There’s also unique issues in relying on direct searches of your URL. From an analytics perspective, direct traffic (when a user types your web address into the search bar or visits your website through a bookmark), can be difficult to glean useful information from. When the source of traffic is direct, there are limited ways to know where the user has come from, and that makes it difficult to act develop retention strategies for that user. Arguably, direct traffic (the kind you might hope to get with an appealing URL that ends in .com) is one of the poorest forms of traffic your website can get.
So what are your options when getting the .com just isn’t possible?
Legal battles have been fought over the real and growing problem of domain options for new businesses and companies like Google have been at the forefront of trying to solve this.
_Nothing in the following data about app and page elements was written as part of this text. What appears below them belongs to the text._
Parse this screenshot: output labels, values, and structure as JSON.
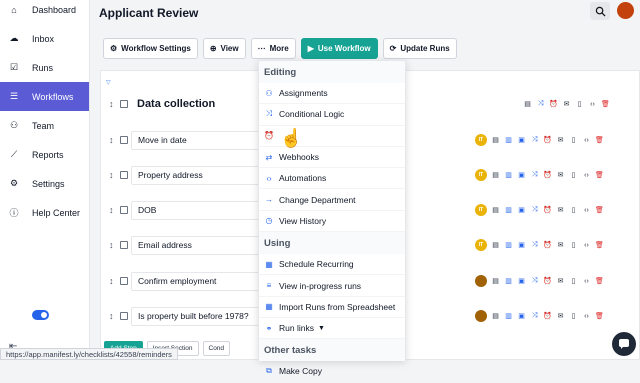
{
  "sidebar": {
    "items": [
      {
        "label": "Dashboard",
        "icon": "home-icon"
      },
      {
        "label": "Inbox",
        "icon": "inbox-icon"
      },
      {
        "label": "Runs",
        "icon": "check-square-icon"
      },
      {
        "label": "Workflows",
        "icon": "list-icon",
        "active": true
      },
      {
        "label": "Team",
        "icon": "team-icon"
      },
      {
        "label": "Reports",
        "icon": "chart-icon"
      },
      {
        "label": "Settings",
        "icon": "gear-icon"
      },
      {
        "label": "Help Center",
        "icon": "info-icon"
      }
    ]
  },
  "header": {
    "title": "Applicant Review"
  },
  "toolbar": {
    "workflow_settings": "Workflow Settings",
    "view": "View",
    "more": "More",
    "use_workflow": "Use Workflow",
    "update_runs": "Update Runs"
  },
  "sections": [
    {
      "label": "Data collection",
      "type": "header"
    },
    {
      "label": "Move in date"
    },
    {
      "label": "Property address"
    },
    {
      "label": "DOB"
    },
    {
      "label": "Email address"
    },
    {
      "label": "Confirm employment"
    },
    {
      "label": "Is property built before 1978?"
    }
  ],
  "bottom_buttons": {
    "add_step": "Add Step",
    "insert_section": "Insert Section",
    "conditions": "Cond"
  },
  "menu": {
    "editing_header": "Editing",
    "editing_items": [
      "Assignments",
      "Conditional Logic",
      "",
      "Webhooks",
      "Automations",
      "Change Department",
      "View History"
    ],
    "using_header": "Using",
    "using_items": [
      "Schedule Recurring",
      "View in-progress runs",
      "Import Runs from Spreadsheet",
      "Run links"
    ],
    "other_header": "Other tasks",
    "other_items": [
      "Make Copy"
    ]
  },
  "status_url": "https://app.manifest.ly/checklists/42558/reminders",
  "colors": {
    "accent": "#5b5bd6",
    "primary": "#16a394",
    "danger": "#dc2626",
    "link": "#2563eb"
  }
}
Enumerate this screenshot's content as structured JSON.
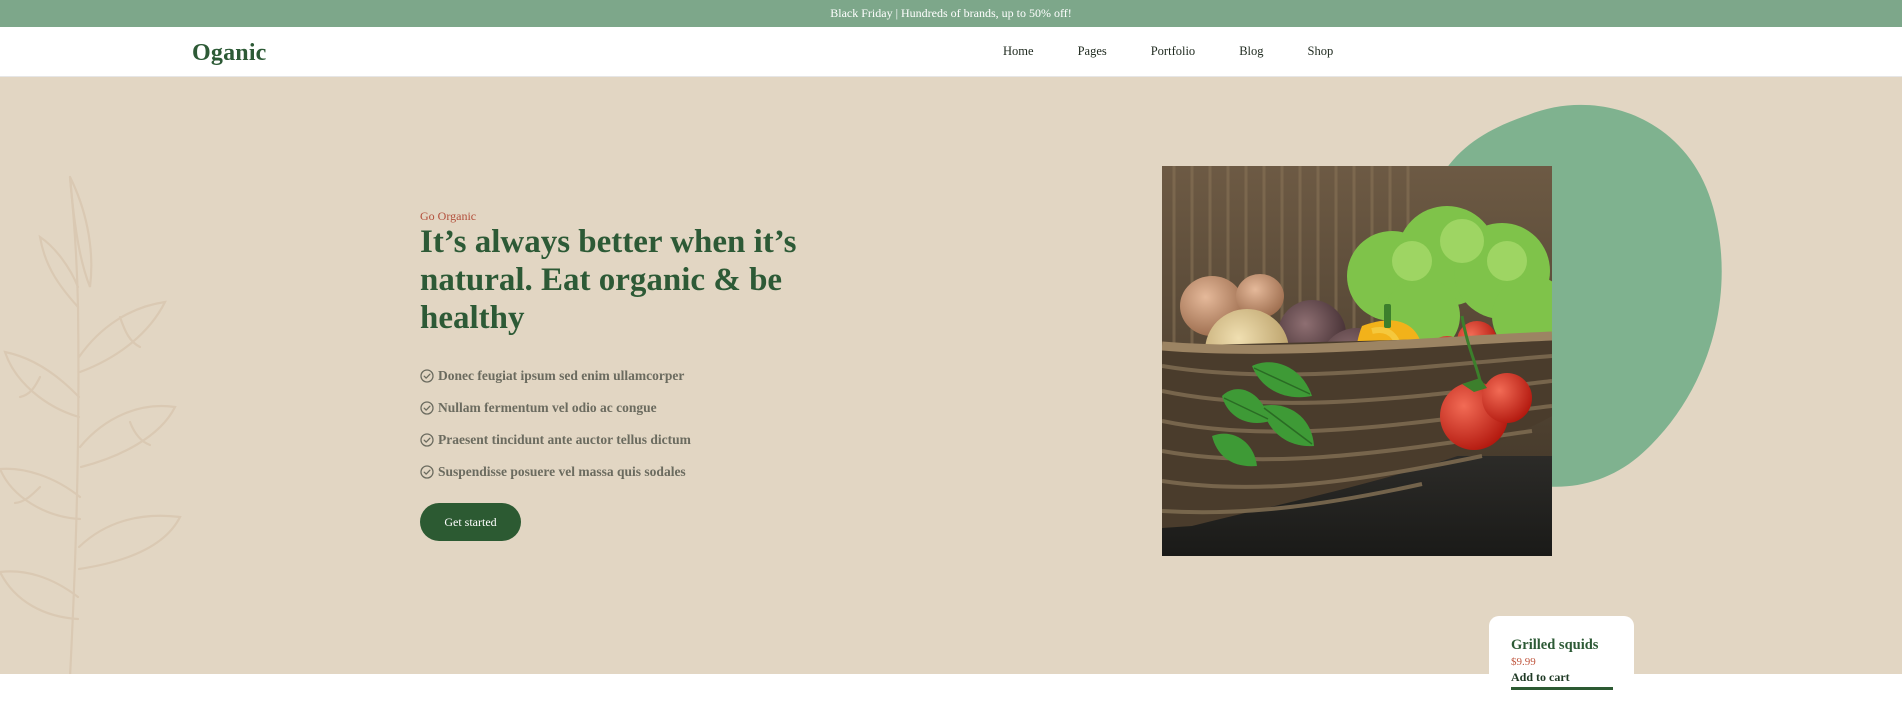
{
  "promo": {
    "text": "Black Friday | Hundreds of brands, up to 50% off!"
  },
  "header": {
    "logo": "Oganic",
    "nav": [
      "Home",
      "Pages",
      "Portfolio",
      "Blog",
      "Shop"
    ]
  },
  "hero": {
    "eyebrow": "Go Organic",
    "title": "It’s always better when it’s natural. Eat organic & be healthy",
    "features": [
      "Donec feugiat ipsum sed enim ullamcorper",
      "Nullam fermentum vel odio ac congue",
      "Praesent tincidunt ante auctor tellus dictum",
      "Suspendisse posuere vel massa quis sodales"
    ],
    "cta_label": "Get started"
  },
  "product_card": {
    "name": "Grilled squids",
    "price": "$9.99",
    "cta_label": "Add to cart"
  },
  "colors": {
    "brand_green": "#2d5a36",
    "promo_bg": "#7da78a",
    "hero_bg": "#e2d6c3",
    "accent_red": "#b24e3a",
    "blob_green": "#7fb28f"
  },
  "icons": {
    "feature_check": "check-circle-icon",
    "hero_image": "vegetable-basket-image",
    "decoration": "leaf-plant-decoration"
  }
}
Google and several other parties have expanded the available internet real estate by buying and making publicly available a slew of new TLDs at regular intervals. Addressing the issue, Google hopes that “By opening up more choices for Internet domain names . . . users will have options for more diverse—and perhaps shorter—signposts in cyberspace.” The good news is, many of the options available will be more directly relevant for your business than a .com would ever be. With TLDs like .law, .shop and crucially, .dad, there are numerous opportunities to uniquely brand even something as mundane as your URL.
To see all of your options, check out the Internet Corporation for Assigned Names and Number’s (ICANN) full list of active TLDs.
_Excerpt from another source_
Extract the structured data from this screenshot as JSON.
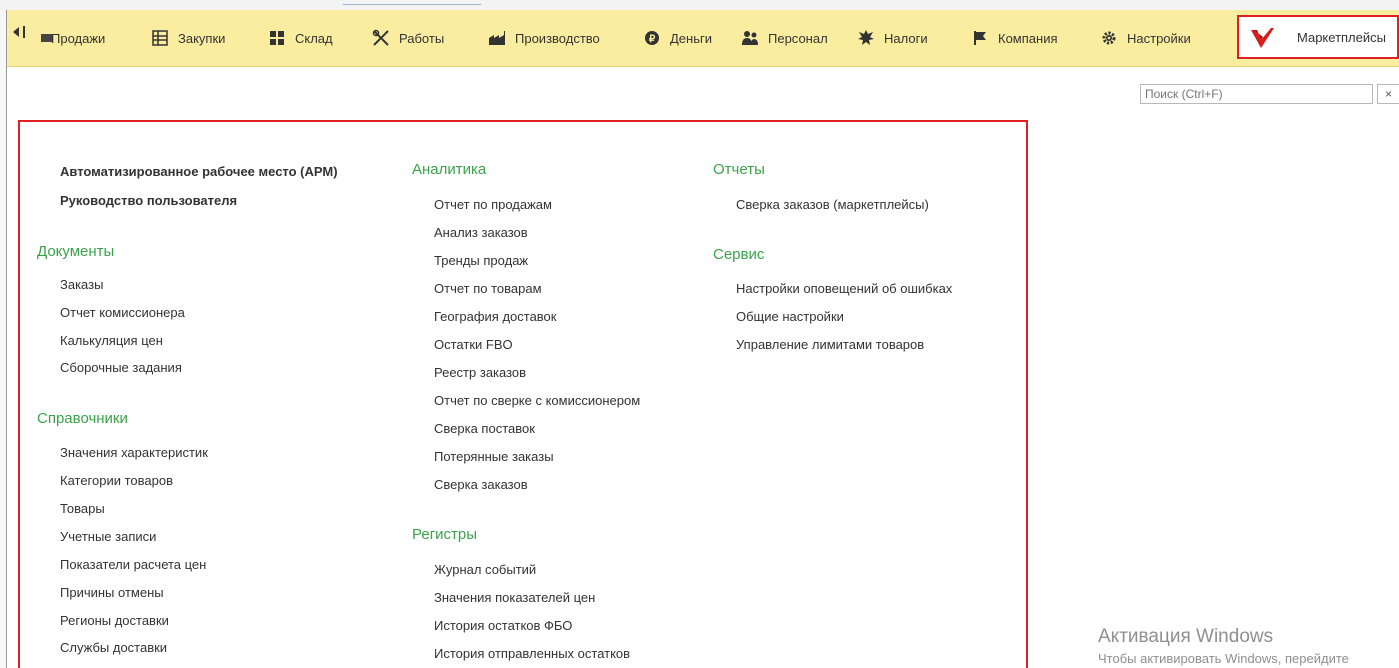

More than pure traffic, brands should be focused on the quality of the potential sales leads that the traffic brings in. Depending on your business type, direct traffic can result in tepid leads that let luck have far too much influence over your chances of an actual sale. By focusing on alternative channels that you can acquire customers from, you can build a relationship with them that's more organic and better primed for conversion. If a customer follows you on social media, reaches you through content marketing such as blogs and videos, or is referred to you from partners and existing customers, they’re a much hotter lead than someone who simply stumbled upon your .com URL. In their book, The Go-Giver, Bob Burg and John David Mann sum this idea up well; “All things being equal people will do business with, and refer business to, those people they know, like, and trust.”
Seth Godin’s approach, unsurprisingly, seems to be a good one. In his blog post All The Good Words Are Taken, he says what’s important is “showing up in the right way, in the right places, for enough time that people decide to seek you or your word out in the first place.”
The money that you were going to spend buying the .com from its previous owner would be better spent on marketing efforts that help you create trust and familiarity in the eyes of your target demographic. That twenty character URL you arrived at because you needed a .com won’t actually help you. Not only will it significantly increase the chances of someone mistyping your address and be a nightmare to fit onto your stationery and advertising, but people most likely won’t be typing it in anyway.
The .com domain has over 30 years of brand equity. There’s an implicit seal of approval that the .com provides that will persist in the near future, barring a significant change in the way we use the internet. But new businesses no longer have the luxury of choice here, and the more diluted .com becomes in the pool of TLD options, the less power it will have. In a way, the scarcity of .com is a gift. Taken off the table, it forces companies to focus on what really matters; building multiple effective channels of communication with their audiences and creating a powerful brand that can effectively reach customers no matter where they find it.
Modular is a business to consumer brand consultancy based in Perth, Western Australia.